-- RECORDS SHOWN follows --

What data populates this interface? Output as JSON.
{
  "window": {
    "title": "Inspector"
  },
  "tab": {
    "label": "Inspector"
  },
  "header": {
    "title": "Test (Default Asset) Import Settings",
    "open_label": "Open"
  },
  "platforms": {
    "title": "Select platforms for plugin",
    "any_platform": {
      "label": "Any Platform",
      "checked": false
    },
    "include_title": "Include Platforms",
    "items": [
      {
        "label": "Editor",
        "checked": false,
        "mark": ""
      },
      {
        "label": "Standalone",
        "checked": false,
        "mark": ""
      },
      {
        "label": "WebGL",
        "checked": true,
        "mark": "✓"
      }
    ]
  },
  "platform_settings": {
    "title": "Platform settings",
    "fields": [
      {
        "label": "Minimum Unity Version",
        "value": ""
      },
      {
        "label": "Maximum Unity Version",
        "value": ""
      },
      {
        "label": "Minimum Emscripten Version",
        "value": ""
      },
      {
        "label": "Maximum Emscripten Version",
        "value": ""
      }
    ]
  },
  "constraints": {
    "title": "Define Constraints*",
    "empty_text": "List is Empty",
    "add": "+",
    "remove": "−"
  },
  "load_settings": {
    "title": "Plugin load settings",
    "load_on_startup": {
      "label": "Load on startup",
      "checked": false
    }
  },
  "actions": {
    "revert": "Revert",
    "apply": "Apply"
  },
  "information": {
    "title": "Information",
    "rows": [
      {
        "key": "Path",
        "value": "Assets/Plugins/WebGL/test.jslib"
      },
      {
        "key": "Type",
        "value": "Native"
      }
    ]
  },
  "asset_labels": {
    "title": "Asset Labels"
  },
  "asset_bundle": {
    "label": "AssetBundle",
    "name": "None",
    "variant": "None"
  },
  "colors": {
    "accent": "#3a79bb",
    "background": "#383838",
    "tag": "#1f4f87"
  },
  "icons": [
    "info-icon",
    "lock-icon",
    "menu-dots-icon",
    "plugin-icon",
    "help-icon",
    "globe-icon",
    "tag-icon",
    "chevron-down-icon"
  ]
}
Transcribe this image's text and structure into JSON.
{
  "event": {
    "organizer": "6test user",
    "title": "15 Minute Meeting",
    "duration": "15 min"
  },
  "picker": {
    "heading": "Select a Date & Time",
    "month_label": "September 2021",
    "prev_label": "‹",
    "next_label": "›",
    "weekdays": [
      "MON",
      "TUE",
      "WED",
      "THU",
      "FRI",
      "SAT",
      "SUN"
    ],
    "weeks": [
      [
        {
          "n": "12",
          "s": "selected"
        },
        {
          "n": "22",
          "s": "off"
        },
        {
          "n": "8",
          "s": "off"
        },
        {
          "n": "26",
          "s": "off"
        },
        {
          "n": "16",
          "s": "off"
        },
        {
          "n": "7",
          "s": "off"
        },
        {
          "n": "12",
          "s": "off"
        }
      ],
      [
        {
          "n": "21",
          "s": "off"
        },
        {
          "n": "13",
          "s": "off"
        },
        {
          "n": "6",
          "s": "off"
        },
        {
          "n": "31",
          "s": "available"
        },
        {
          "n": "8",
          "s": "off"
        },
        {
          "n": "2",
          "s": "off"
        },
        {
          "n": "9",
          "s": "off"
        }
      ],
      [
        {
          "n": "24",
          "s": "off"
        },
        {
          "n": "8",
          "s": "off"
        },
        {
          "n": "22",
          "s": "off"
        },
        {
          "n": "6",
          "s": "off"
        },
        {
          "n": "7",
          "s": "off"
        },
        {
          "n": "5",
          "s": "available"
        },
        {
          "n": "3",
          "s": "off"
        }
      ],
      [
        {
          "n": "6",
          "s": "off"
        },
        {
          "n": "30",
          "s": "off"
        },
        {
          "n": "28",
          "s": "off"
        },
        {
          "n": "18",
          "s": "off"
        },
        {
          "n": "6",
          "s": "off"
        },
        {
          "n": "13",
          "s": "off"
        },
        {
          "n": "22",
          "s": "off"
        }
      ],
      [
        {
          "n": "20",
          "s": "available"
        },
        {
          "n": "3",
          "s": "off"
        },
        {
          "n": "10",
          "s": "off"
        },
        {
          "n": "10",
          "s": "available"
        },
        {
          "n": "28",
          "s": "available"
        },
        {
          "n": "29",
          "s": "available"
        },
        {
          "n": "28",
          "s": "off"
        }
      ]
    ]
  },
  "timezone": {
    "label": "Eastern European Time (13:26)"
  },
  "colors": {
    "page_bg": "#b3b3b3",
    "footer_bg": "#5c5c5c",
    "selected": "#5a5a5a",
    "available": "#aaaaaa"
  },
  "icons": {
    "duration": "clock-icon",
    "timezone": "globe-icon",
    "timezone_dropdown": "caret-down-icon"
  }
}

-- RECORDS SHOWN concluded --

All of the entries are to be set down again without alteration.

▸ SOLUTION FOR THIS EXERCISE
What data populates this interface? Output as JSON.
{
  "window": {
    "title": "Inspector"
  },
  "tab": {
    "label": "Inspector"
  },
  "header": {
    "title": "Test (Default Asset) Import Settings",
    "open_label": "Open"
  },
  "platforms": {
    "title": "Select platforms for plugin",
    "any_platform": {
      "label": "Any Platform",
      "checked": false
    },
    "include_title": "Include Platforms",
    "items": [
      {
        "label": "Editor",
        "checked": false,
        "mark": ""
      },
      {
        "label": "Standalone",
        "checked": false,
        "mark": ""
      },
      {
        "label": "WebGL",
        "checked": true,
        "mark": "✓"
      }
    ]
  },
  "platform_settings": {
    "title": "Platform settings",
    "fields": [
      {
        "label": "Minimum Unity Version",
        "value": ""
      },
      {
        "label": "Maximum Unity Version",
        "value": ""
      },
      {
        "label": "Minimum Emscripten Version",
        "value": ""
      },
      {
        "label": "Maximum Emscripten Version",
        "value": ""
      }
    ]
  },
  "constraints": {
    "title": "Define Constraints*",
    "empty_text": "List is Empty",
    "add": "+",
    "remove": "−"
  },
  "load_settings": {
    "title": "Plugin load settings",
    "load_on_startup": {
      "label": "Load on startup",
      "checked": false
    }
  },
  "actions": {
    "revert": "Revert",
    "apply": "Apply"
  },
  "information": {
    "title": "Information",
    "rows": [
      {
        "key": "Path",
        "value": "Assets/Plugins/WebGL/test.jslib"
      },
      {
        "key": "Type",
        "value": "Native"
      }
    ]
  },
  "asset_labels": {
    "title": "Asset Labels"
  },
  "asset_bundle": {
    "label": "AssetBundle",
    "name": "None",
    "variant": "None"
  },
  "colors": {
    "accent": "#3a79bb",
    "background": "#383838",
    "tag": "#1f4f87"
  },
  "icons": [
    "info-icon",
    "lock-icon",
    "menu-dots-icon",
    "plugin-icon",
    "help-icon",
    "globe-icon",
    "tag-icon",
    "chevron-down-icon"
  ]
}
Transcribe this image's text and structure into JSON.
{
  "event": {
    "organizer": "6test user",
    "title": "15 Minute Meeting",
    "duration": "15 min"
  },
  "picker": {
    "heading": "Select a Date & Time",
    "month_label": "September 2021",
    "prev_label": "‹",
    "next_label": "›",
    "weekdays": [
      "MON",
      "TUE",
      "WED",
      "THU",
      "FRI",
      "SAT",
      "SUN"
    ],
    "weeks": [
      [
        {
          "n": "12",
          "s": "selected"
        },
        {
          "n": "22",
          "s": "off"
        },
        {
          "n": "8",
          "s": "off"
        },
        {
          "n": "26",
          "s": "off"
        },
        {
          "n": "16",
          "s": "off"
        },
        {
          "n": "7",
          "s": "off"
        },
        {
          "n": "12",
          "s": "off"
        }
      ],
      [
        {
          "n": "21",
          "s": "off"
        },
        {
          "n": "13",
          "s": "off"
        },
        {
          "n": "6",
          "s": "off"
        },
        {
          "n": "31",
          "s": "available"
        },
        {
          "n": "8",
          "s": "off"
        },
        {
          "n": "2",
          "s": "off"
        },
        {
          "n": "9",
          "s": "off"
        }
      ],
      [
        {
          "n": "24",
          "s": "off"
        },
        {
          "n": "8",
          "s": "off"
        },
        {
          "n": "22",
          "s": "off"
        },
        {
          "n": "6",
          "s": "off"
        },
        {
          "n": "7",
          "s": "off"
        },
        {
          "n": "5",
          "s": "available"
        },
        {
          "n": "3",
          "s": "off"
        }
      ],
      [
        {
          "n": "6",
          "s": "off"
        },
        {
          "n": "30",
          "s": "off"
        },
        {
          "n": "28",
          "s": "off"
        },
        {
          "n": "18",
          "s": "off"
        },
        {
          "n": "6",
          "s": "off"
        },
        {
          "n": "13",
          "s": "off"
        },
        {
          "n": "22",
          "s": "off"
        }
      ],
      [
        {
          "n": "20",
          "s": "available"
        },
        {
          "n": "3",
          "s": "off"
        },
        {
          "n": "10",
          "s": "off"
        },
        {
          "n": "10",
          "s": "available"
        },
        {
          "n": "28",
          "s": "available"
        },
        {
          "n": "29",
          "s": "available"
        },
        {
          "n": "28",
          "s": "off"
        }
      ]
    ]
  },
  "timezone": {
    "label": "Eastern European Time (13:26)"
  },
  "colors": {
    "page_bg": "#b3b3b3",
    "footer_bg": "#5c5c5c",
    "selected": "#5a5a5a",
    "available": "#aaaaaa"
  },
  "icons": {
    "duration": "clock-icon",
    "timezone": "globe-icon",
    "timezone_dropdown": "caret-down-icon"
  }
}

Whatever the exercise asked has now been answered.